Competence Development in the Electronics Industry in Thailand

Article excerpt

INTRODUCTION

The electronics industry in Thailand is vital for economic growth and sustainability because it ranks highly in its contribution to the country's Gross Domestic Product and to its exports. In fact, the Thai government has adopted a policy to make Thailand the electronics capital of Asia (Office of Industrial Economics 2010). According to the Danish Trade Council, Royal Danish Embassy, Bangkok (2006):

   More than 370,000 people are employed in the industry. Foreign
   brands and manufacturers currently dominate this large and
   fast-growing sector. Multinational companies, mainly from Japan,
   USA, Netherlands and Taiwan, generally establish their production,
   testing and assembling facilities in Thailand. The government is
   committed to further developing this industry and consequently, the
   Board of Investment (BOI) has taken steps to ensure that the
   investment climate remains favourable and offers attractive
   incentives to foreign companies interested in setting up operations
   in Thailand. (p. 2)

However, the industry is both labour intensive and fast growing (Rasiah 2003), which intensifies the need for skill development. It is the most important consumer of skilled labour (Zeufack 1998). Additionally, the shorter product life cycles in the industry (Loch, Stein & Terwiesch 1996) mean that workers' skills must be often upgraded. Market pressures, the growth and impact of international standards, as well as quality assurance systems create a need for competent workers and for a shift from "... labour intensive production with low-skill workers towards value-added production based on higher-level technical skills in the workforce and qualified managerial expertise." (Wongboonsin & Rojvithee 2006: 43).

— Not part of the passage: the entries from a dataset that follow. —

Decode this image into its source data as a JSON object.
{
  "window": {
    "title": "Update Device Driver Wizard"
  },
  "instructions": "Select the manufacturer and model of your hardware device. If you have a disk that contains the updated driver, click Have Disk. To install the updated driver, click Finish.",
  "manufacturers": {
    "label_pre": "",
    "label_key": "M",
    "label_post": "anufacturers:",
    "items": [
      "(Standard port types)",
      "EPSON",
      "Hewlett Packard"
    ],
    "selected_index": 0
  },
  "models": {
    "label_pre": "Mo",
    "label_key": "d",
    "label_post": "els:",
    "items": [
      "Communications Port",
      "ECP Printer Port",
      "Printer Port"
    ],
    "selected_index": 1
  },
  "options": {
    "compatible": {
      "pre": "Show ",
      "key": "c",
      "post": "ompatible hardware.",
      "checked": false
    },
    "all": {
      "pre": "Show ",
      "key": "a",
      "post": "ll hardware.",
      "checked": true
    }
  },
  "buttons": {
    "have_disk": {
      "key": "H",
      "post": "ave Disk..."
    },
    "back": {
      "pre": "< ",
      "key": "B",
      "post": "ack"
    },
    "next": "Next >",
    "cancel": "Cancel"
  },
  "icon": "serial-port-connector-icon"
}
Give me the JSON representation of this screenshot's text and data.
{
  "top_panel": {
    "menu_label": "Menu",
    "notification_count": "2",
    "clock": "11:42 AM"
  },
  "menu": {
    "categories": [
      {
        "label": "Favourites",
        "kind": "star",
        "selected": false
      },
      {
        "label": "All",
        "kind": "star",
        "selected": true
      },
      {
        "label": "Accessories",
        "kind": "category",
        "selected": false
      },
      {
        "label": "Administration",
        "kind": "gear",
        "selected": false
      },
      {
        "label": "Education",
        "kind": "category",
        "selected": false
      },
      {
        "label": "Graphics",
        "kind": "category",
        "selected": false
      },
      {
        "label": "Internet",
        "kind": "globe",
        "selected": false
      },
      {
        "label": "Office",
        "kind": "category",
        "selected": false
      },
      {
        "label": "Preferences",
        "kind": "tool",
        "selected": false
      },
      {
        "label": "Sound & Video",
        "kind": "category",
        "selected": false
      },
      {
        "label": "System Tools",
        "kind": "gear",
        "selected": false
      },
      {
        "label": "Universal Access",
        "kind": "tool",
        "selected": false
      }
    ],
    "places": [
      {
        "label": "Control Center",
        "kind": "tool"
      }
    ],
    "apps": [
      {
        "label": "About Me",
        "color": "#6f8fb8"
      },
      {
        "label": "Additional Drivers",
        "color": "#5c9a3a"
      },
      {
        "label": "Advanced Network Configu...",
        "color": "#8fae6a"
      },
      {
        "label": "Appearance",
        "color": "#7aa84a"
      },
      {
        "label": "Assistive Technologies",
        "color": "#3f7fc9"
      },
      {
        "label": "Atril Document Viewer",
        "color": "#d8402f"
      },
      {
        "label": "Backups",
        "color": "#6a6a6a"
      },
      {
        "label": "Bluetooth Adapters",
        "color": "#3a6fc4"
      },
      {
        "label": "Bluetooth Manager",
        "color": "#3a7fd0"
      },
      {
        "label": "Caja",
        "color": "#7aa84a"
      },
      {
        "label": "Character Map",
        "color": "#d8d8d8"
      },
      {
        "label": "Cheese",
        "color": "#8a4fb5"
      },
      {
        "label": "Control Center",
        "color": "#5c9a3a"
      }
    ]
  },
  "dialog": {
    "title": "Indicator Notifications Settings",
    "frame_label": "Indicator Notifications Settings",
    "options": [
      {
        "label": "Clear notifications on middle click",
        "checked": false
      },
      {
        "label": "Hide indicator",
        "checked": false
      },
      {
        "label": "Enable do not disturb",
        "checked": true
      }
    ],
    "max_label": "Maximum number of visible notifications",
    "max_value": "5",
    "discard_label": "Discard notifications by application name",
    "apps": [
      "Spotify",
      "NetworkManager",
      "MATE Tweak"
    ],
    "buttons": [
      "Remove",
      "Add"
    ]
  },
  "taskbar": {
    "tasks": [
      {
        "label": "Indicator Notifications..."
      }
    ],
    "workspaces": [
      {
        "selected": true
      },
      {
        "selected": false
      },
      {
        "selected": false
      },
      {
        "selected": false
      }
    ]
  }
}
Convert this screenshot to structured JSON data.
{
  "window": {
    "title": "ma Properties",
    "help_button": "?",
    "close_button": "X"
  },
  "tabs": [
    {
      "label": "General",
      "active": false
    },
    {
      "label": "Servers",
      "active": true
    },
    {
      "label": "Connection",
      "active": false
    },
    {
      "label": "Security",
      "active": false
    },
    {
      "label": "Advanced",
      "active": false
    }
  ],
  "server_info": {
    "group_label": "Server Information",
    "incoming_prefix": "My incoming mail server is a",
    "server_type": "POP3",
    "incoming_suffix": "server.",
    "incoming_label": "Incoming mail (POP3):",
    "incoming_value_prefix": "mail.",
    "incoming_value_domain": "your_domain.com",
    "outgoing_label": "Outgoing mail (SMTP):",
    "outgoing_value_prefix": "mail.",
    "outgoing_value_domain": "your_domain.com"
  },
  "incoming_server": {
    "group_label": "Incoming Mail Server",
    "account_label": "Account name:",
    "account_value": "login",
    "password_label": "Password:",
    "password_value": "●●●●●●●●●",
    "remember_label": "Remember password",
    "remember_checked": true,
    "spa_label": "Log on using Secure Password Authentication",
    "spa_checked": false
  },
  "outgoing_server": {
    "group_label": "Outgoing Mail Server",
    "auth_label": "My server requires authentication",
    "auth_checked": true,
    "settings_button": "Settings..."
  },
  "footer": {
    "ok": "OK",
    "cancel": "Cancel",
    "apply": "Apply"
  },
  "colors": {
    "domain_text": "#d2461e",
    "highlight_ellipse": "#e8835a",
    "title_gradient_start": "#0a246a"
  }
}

Compounding the problem is the fact that the demand for skilled workers in Thailand is not proportional to the supply. Economic growth in the last two decades has resulted in increased employment opportunities which, in turn, resulted in few workers seeking work abroad and a decreased incentive for skill development (Pozorski 2008). The supply of highly skilled workers such as engineers also presents challenges in Thailand. Mitarai (2005), comparing China with Thailand, observed that, although the former has access to a supply of inexpensive and qualified engineers, such is not the case in Thailand, where they are hard to find and expensive to hire.

Further complicating the matter is the fact that, as Zeufack (1998: 4) observed, the country's achievements in education "... lag far behind that of other Newly Industrialized Countries." Chisholm and Fennes (2006) noted from a summary of a UNESCO report on education in Thailand that only just over half of those aged 35-44 years old have some form of primary education, four per cent of 25-64 year olds have no formal education, 25 per cent of 45-54 year olds and 16 per cent of 55-64 have only primary education. Vocational education in Thailand has not played an important role in preparing workers for industry. Bhumirat (n.d.) explained that nationwide policies regarding vocational education are often not sustained because of frequent changes of government. The country lacks policy guidelines in relation to vocational education and, in general, has no master plan for human resource development. Vocational teachers often lack industry experience and there tends to be a lack of cooperation between vocational institutions and industry.

Bhumirat (n.d.) emphasised the need for vocational education to provide competence standards. In the European Union, competence standards have received much attention in vocational, technical education (Mulder, Gulikers, Biemans & Wesselink 2009). Competence development depends to a degree on one's prior education since the more educated workers are, the more likely they will participate in workplace learning opportunities (Chisholm & Fennes 2006). …